## Work instruction
Set the data down again, exactly as it appears below.

Data about app and page elements:
+--
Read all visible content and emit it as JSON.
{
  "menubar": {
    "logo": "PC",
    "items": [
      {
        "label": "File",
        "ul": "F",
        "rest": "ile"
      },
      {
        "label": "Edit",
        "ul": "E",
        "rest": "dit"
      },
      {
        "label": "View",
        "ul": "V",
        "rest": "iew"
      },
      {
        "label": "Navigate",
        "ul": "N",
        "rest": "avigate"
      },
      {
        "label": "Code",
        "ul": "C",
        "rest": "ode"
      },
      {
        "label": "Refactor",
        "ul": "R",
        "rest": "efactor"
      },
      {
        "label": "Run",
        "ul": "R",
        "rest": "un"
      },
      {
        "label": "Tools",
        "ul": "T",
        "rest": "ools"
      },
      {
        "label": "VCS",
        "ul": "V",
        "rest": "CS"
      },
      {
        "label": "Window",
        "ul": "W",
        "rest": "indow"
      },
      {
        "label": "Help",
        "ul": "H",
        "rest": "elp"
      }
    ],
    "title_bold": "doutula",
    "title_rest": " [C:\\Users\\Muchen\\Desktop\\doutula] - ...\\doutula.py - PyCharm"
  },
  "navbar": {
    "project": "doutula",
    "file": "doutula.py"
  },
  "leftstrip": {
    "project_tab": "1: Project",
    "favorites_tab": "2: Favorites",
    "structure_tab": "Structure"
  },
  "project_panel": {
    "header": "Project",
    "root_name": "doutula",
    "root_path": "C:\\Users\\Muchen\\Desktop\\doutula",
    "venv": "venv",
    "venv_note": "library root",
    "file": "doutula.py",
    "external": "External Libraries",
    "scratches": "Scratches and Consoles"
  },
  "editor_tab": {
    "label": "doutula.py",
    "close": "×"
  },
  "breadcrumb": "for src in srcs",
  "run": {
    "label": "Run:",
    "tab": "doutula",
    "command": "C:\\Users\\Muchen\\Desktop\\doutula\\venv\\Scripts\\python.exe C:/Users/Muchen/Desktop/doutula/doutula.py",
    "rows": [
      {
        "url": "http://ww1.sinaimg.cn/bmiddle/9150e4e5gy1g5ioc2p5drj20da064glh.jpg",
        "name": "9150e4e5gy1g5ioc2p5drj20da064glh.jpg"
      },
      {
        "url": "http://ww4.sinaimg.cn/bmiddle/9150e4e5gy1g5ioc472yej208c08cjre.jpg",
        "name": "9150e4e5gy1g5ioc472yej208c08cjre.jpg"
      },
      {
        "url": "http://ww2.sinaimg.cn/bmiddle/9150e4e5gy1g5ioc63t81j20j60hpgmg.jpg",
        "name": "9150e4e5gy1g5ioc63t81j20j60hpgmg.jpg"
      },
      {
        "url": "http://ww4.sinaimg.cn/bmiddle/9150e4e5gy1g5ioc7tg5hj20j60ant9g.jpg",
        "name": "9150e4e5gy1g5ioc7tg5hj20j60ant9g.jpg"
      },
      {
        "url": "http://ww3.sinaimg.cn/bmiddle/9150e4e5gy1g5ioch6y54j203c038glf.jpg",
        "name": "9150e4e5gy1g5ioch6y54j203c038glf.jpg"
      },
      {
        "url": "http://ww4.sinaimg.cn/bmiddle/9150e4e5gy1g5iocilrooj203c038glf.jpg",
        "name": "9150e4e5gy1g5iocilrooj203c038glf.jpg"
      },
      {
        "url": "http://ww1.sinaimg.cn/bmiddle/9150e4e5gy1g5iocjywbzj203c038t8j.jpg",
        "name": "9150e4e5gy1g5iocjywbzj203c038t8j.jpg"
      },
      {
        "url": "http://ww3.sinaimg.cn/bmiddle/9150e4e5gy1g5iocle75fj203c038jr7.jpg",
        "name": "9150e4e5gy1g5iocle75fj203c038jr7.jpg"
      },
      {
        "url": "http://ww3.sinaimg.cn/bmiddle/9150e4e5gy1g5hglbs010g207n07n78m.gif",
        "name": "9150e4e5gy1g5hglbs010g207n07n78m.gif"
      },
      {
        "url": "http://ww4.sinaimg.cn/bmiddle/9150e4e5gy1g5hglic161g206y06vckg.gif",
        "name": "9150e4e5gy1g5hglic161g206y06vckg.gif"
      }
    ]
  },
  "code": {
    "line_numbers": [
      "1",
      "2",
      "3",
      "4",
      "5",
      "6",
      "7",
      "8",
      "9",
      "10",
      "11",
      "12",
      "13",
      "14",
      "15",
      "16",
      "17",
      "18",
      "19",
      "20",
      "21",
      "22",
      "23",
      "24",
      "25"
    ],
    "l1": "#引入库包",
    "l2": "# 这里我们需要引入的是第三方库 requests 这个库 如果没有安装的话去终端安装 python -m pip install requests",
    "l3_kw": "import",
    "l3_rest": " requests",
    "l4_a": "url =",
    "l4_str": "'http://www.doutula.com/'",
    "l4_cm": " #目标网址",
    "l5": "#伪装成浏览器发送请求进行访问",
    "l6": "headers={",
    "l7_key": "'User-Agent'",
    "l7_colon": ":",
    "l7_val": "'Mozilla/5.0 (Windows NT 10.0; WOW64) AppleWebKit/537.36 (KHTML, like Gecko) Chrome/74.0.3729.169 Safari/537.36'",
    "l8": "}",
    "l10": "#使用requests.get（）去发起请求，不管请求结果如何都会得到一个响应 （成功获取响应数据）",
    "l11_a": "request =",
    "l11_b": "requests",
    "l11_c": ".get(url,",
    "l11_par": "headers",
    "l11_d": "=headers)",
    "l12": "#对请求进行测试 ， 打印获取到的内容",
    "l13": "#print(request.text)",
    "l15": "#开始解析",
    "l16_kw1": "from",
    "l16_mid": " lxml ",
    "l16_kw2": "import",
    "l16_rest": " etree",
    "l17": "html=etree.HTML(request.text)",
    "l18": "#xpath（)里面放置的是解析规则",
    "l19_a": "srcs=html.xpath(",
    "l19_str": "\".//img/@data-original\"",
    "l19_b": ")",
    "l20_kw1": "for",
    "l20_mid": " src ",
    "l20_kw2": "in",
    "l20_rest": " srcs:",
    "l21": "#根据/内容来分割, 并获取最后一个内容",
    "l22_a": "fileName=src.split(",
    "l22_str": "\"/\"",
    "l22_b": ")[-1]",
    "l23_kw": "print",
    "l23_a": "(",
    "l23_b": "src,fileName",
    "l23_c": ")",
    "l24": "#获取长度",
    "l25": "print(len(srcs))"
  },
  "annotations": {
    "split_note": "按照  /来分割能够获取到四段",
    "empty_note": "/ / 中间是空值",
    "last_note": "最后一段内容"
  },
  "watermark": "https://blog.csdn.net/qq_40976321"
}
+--
## The answer
Read all visible content and emit it as JSON.
{
  "menubar": {
    "logo": "PC",
    "items": [
      {
        "label": "File",
        "ul": "F",
        "rest": "ile"
      },
      {
        "label": "Edit",
        "ul": "E",
        "rest": "dit"
      },
      {
        "label": "View",
        "ul": "V",
        "rest": "iew"
      },
      {
        "label": "Navigate",
        "ul": "N",
        "rest": "avigate"
      },
      {
        "label": "Code",
        "ul": "C",
        "rest": "ode"
      },
      {
        "label": "Refactor",
        "ul": "R",
        "rest": "efactor"
      },
      {
        "label": "Run",
        "ul": "R",
        "rest": "un"
      },
      {
        "label": "Tools",
        "ul": "T",
        "rest": "ools"
      },
      {
        "label": "VCS",
        "ul": "V",
        "rest": "CS"
      },
      {
        "label": "Window",
        "ul": "W",
        "rest": "indow"
      },
      {
        "label": "Help",
        "ul": "H",
        "rest": "elp"
      }
    ],
    "title_bold": "doutula",
    "title_rest": " [C:\\Users\\Muchen\\Desktop\\doutula] - ...\\doutula.py - PyCharm"
  },
  "navbar": {
    "project": "doutula",
    "file": "doutula.py"
  },
  "leftstrip": {
    "project_tab": "1: Project",
    "favorites_tab": "2: Favorites",
    "structure_tab": "Structure"
  },
  "project_panel": {
    "header": "Project",
    "root_name": "doutula",
    "root_path": "C:\\Users\\Muchen\\Desktop\\doutula",
    "venv": "venv",
    "venv_note": "library root",
    "file": "doutula.py",
    "external": "External Libraries",
    "scratches": "Scratches and Consoles"
  },
  "editor_tab": {
    "label": "doutula.py",
    "close": "×"
  },
  "breadcrumb": "for src in srcs",
  "run": {
    "label": "Run:",
    "tab": "doutula",
    "command": "C:\\Users\\Muchen\\Desktop\\doutula\\venv\\Scripts\\python.exe C:/Users/Muchen/Desktop/doutula/doutula.py",
    "rows": [
      {
        "url": "http://ww1.sinaimg.cn/bmiddle/9150e4e5gy1g5ioc2p5drj20da064glh.jpg",
        "name": "9150e4e5gy1g5ioc2p5drj20da064glh.jpg"
      },
      {
        "url": "http://ww4.sinaimg.cn/bmiddle/9150e4e5gy1g5ioc472yej208c08cjre.jpg",
        "name": "9150e4e5gy1g5ioc472yej208c08cjre.jpg"
      },
      {
        "url": "http://ww2.sinaimg.cn/bmiddle/9150e4e5gy1g5ioc63t81j20j60hpgmg.jpg",
        "name": "9150e4e5gy1g5ioc63t81j20j60hpgmg.jpg"
      },
      {
        "url": "http://ww4.sinaimg.cn/bmiddle/9150e4e5gy1g5ioc7tg5hj20j60ant9g.jpg",
        "name": "9150e4e5gy1g5ioc7tg5hj20j60ant9g.jpg"
      },
      {
        "url": "http://ww3.sinaimg.cn/bmiddle/9150e4e5gy1g5ioch6y54j203c038glf.jpg",
        "name": "9150e4e5gy1g5ioch6y54j203c038glf.jpg"
      },
      {
        "url": "http://ww4.sinaimg.cn/bmiddle/9150e4e5gy1g5iocilrooj203c038glf.jpg",
        "name": "9150e4e5gy1g5iocilrooj203c038glf.jpg"
      },
      {
        "url": "http://ww1.sinaimg.cn/bmiddle/9150e4e5gy1g5iocjywbzj203c038t8j.jpg",
        "name": "9150e4e5gy1g5iocjywbzj203c038t8j.jpg"
      },
      {
        "url": "http://ww3.sinaimg.cn/bmiddle/9150e4e5gy1g5iocle75fj203c038jr7.jpg",
        "name": "9150e4e5gy1g5iocle75fj203c038jr7.jpg"
      },
      {
        "url": "http://ww3.sinaimg.cn/bmiddle/9150e4e5gy1g5hglbs010g207n07n78m.gif",
        "name": "9150e4e5gy1g5hglbs010g207n07n78m.gif"
      },
      {
        "url": "http://ww4.sinaimg.cn/bmiddle/9150e4e5gy1g5hglic161g206y06vckg.gif",
        "name": "9150e4e5gy1g5hglic161g206y06vckg.gif"
      }
    ]
  },
  "code": {
    "line_numbers": [
      "1",
      "2",
      "3",
      "4",
      "5",
      "6",
      "7",
      "8",
      "9",
      "10",
      "11",
      "12",
      "13",
      "14",
      "15",
      "16",
      "17",
      "18",
      "19",
      "20",
      "21",
      "22",
      "23",
      "24",
      "25"
    ],
    "l1": "#引入库包",
    "l2": "# 这里我们需要引入的是第三方库 requests 这个库 如果没有安装的话去终端安装 python -m pip install requests",
    "l3_kw": "import",
    "l3_rest": " requests",
    "l4_a": "url =",
    "l4_str": "'http://www.doutula.com/'",
    "l4_cm": " #目标网址",
    "l5": "#伪装成浏览器发送请求进行访问",
    "l6": "headers={",
    "l7_key": "'User-Agent'",
    "l7_colon": ":",
    "l7_val": "'Mozilla/5.0 (Windows NT 10.0; WOW64) AppleWebKit/537.36 (KHTML, like Gecko) Chrome/74.0.3729.169 Safari/537.36'",
    "l8": "}",
    "l10": "#使用requests.get（）去发起请求，不管请求结果如何都会得到一个响应 （成功获取响应数据）",
    "l11_a": "request =",
    "l11_b": "requests",
    "l11_c": ".get(url,",
    "l11_par": "headers",
    "l11_d": "=headers)",
    "l12": "#对请求进行测试 ， 打印获取到的内容",
    "l13": "#print(request.text)",
    "l15": "#开始解析",
    "l16_kw1": "from",
    "l16_mid": " lxml ",
    "l16_kw2": "import",
    "l16_rest": " etree",
    "l17": "html=etree.HTML(request.text)",
    "l18": "#xpath（)里面放置的是解析规则",
    "l19_a": "srcs=html.xpath(",
    "l19_str": "\".//img/@data-original\"",
    "l19_b": ")",
    "l20_kw1": "for",
    "l20_mid": " src ",
    "l20_kw2": "in",
    "l20_rest": " srcs:",
    "l21": "#根据/内容来分割, 并获取最后一个内容",
    "l22_a": "fileName=src.split(",
    "l22_str": "\"/\"",
    "l22_b": ")[-1]",
    "l23_kw": "print",
    "l23_a": "(",
    "l23_b": "src,fileName",
    "l23_c": ")",
    "l24": "#获取长度",
    "l25": "print(len(srcs))"
  },
  "annotations": {
    "split_note": "按照  /来分割能够获取到四段",
    "empty_note": "/ / 中间是空值",
    "last_note": "最后一段内容"
  },
  "watermark": "https://blog.csdn.net/qq_40976321"
}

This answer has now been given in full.